A recently released report from the Grattan Institute in Australia surveys ‘game-changing’ ways to increase GDP. Its conclusions on the priorities for economic reform are summarised in a diagram:
Notably, two of the three most urgent changes that they identify relate to lifting workforce participation. That’s a tricky topic because, while more labour might increase GDP, it also decreases leisure time. As John Quiggin has recently blogged:
…it’s not the amount you produce, but the amount you produce per unit of effort. If you are putting in more hours, or increasing your pace along with your hours, to produce that last unit of output, your productivity is declining, not increasing.
The ideal is to work just long and hard enough that the extra money you could make by working more would not compensate you for any additional effort.

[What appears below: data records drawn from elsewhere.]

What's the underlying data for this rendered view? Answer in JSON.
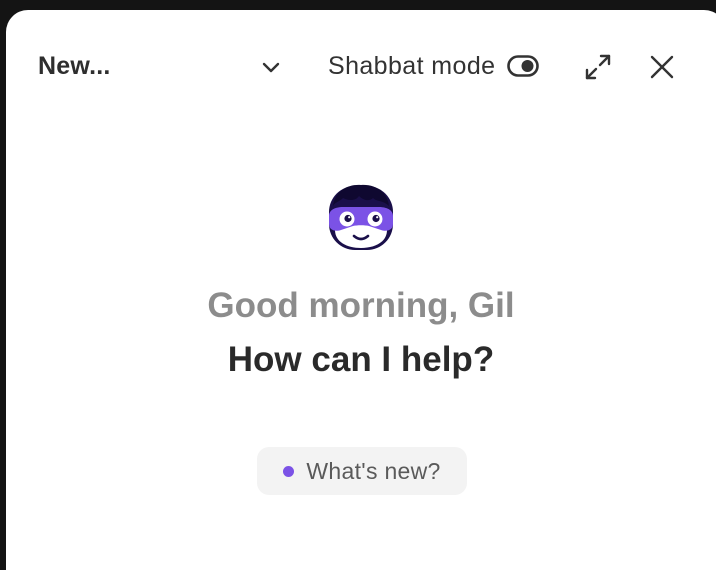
{
  "header": {
    "title": "New...",
    "shabbat_label": "Shabbat mode",
    "icons": {
      "chevron": "chevron-down-icon",
      "toggle": "toggle-icon",
      "expand": "expand-icon",
      "close": "close-icon"
    }
  },
  "assistant": {
    "greeting": "Good morning, Gil",
    "prompt": "How can I help?",
    "avatar": "avatar-icon"
  },
  "whats_new": {
    "label": "What's new?",
    "dot_color": "#7b52e6"
  },
  "colors": {
    "accent": "#7b52e6",
    "panel_background": "#ffffff",
    "outer_background": "#141414"
  }
}
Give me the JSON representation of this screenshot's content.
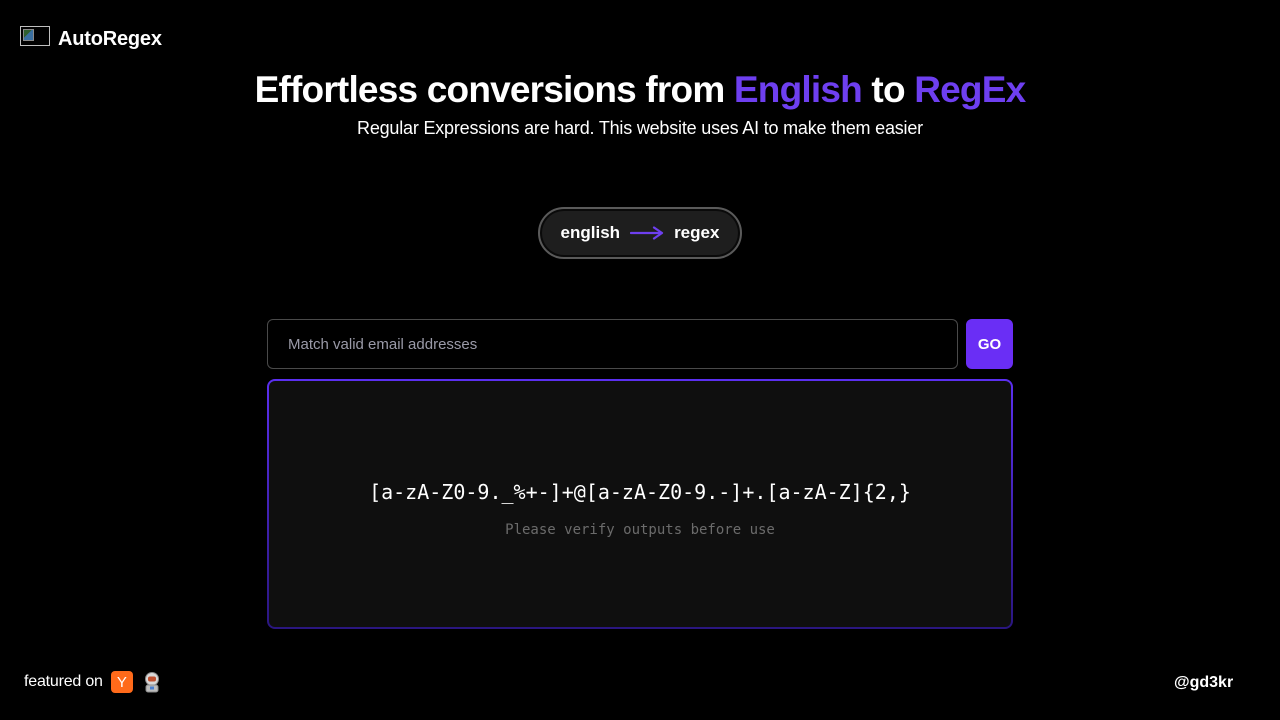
{
  "brand": {
    "name": "AutoRegex",
    "logo_icon": "broken-image-icon"
  },
  "hero": {
    "title_part1": "Effortless conversions from ",
    "title_english": "English",
    "title_to": " to ",
    "title_regex": "RegEx",
    "subtitle": "Regular Expressions are hard. This website uses AI to make them easier"
  },
  "mode_toggle": {
    "from_label": "english",
    "to_label": "regex",
    "arrow_icon": "arrow-right-icon"
  },
  "input": {
    "placeholder": "Match valid email addresses",
    "value": "",
    "go_label": "GO"
  },
  "output": {
    "regex": "[a-zA-Z0-9._%+-]+@[a-zA-Z0-9.-]+.[a-zA-Z]{2,}",
    "note": "Please verify outputs before use"
  },
  "footer": {
    "featured_label": "featured on",
    "yc_badge_text": "Y",
    "handle": "@gd3kr"
  },
  "colors": {
    "background": "#000000",
    "accent": "#6e3ff0",
    "go_button": "#6a2ef5",
    "yc_orange": "#ff6a1a",
    "panel_bg": "#0f0f0f"
  }
}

Genuine productivity growth, on the textbook view, doesn’t come from working harder or faster. Rather, the main sources of productivity growth are technological progress and the improved education needed to take advantage of that progress.
John Daley, author of the Grattan Institute’s report, is mindful of these concerns and suggests that the problem is not really the lack of participation itself, but the barriers to participation erected by the government. In particular he points to goverment income transfers that reduce the incentive to work. Most of those transfers are intended to redistribute income based on judgments about fairness in society, so changing them to increase workforce participation will sacrifice some societal equity to gain efficiency and wealth. That doesn’t mean it’s wrong but just skimming the headline points from the Grattan Institute’s report reinforces the economist’s maxim that there are no free lunches. Even when there are unambiguously inefficient policies that reduce GDP, there’s usually a reason that they exist.